:: Items from an interface collection ::
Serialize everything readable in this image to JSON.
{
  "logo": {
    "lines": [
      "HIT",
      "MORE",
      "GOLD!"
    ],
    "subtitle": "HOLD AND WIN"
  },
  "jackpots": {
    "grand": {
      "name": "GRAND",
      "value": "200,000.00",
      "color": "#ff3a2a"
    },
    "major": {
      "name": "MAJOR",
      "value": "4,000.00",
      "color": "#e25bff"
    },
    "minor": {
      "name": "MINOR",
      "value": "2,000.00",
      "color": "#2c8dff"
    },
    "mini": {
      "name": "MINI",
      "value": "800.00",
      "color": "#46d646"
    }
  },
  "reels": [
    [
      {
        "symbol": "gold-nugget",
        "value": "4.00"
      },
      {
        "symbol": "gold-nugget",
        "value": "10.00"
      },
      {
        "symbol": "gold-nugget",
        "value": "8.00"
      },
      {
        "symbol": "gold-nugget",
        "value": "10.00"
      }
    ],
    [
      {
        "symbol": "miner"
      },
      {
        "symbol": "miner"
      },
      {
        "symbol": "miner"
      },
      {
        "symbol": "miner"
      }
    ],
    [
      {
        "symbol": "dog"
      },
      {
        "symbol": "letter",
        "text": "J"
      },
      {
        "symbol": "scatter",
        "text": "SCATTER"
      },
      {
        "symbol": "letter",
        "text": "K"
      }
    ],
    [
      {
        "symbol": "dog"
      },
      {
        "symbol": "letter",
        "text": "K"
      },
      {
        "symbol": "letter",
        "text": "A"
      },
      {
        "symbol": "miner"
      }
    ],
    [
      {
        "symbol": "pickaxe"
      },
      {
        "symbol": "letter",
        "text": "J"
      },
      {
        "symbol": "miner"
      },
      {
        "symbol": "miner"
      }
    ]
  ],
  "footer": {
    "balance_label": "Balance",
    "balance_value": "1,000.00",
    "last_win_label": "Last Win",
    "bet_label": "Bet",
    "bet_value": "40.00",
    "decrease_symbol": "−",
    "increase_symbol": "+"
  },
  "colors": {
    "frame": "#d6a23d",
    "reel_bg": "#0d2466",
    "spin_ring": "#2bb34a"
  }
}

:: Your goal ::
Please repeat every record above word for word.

:: Expected answer ::
Serialize everything readable in this image to JSON.
{
  "logo": {
    "lines": [
      "HIT",
      "MORE",
      "GOLD!"
    ],
    "subtitle": "HOLD AND WIN"
  },
  "jackpots": {
    "grand": {
      "name": "GRAND",
      "value": "200,000.00",
      "color": "#ff3a2a"
    },
    "major": {
      "name": "MAJOR",
      "value": "4,000.00",
      "color": "#e25bff"
    },
    "minor": {
      "name": "MINOR",
      "value": "2,000.00",
      "color": "#2c8dff"
    },
    "mini": {
      "name": "MINI",
      "value": "800.00",
      "color": "#46d646"
    }
  },
  "reels": [
    [
      {
        "symbol": "gold-nugget",
        "value": "4.00"
      },
      {
        "symbol": "gold-nugget",
        "value": "10.00"
      },
      {
        "symbol": "gold-nugget",
        "value": "8.00"
      },
      {
        "symbol": "gold-nugget",
        "value": "10.00"
      }
    ],
    [
      {
        "symbol": "miner"
      },
      {
        "symbol": "miner"
      },
      {
        "symbol": "miner"
      },
      {
        "symbol": "miner"
      }
    ],
    [
      {
        "symbol": "dog"
      },
      {
        "symbol": "letter",
        "text": "J"
      },
      {
        "symbol": "scatter",
        "text": "SCATTER"
      },
      {
        "symbol": "letter",
        "text": "K"
      }
    ],
    [
      {
        "symbol": "dog"
      },
      {
        "symbol": "letter",
        "text": "K"
      },
      {
        "symbol": "letter",
        "text": "A"
      },
      {
        "symbol": "miner"
      }
    ],
    [
      {
        "symbol": "pickaxe"
      },
      {
        "symbol": "letter",
        "text": "J"
      },
      {
        "symbol": "miner"
      },
      {
        "symbol": "miner"
      }
    ]
  ],
  "footer": {
    "balance_label": "Balance",
    "balance_value": "1,000.00",
    "last_win_label": "Last Win",
    "bet_label": "Bet",
    "bet_value": "40.00",
    "decrease_symbol": "−",
    "increase_symbol": "+"
  },
  "colors": {
    "frame": "#d6a23d",
    "reel_bg": "#0d2466",
    "spin_ring": "#2bb34a"
  }
}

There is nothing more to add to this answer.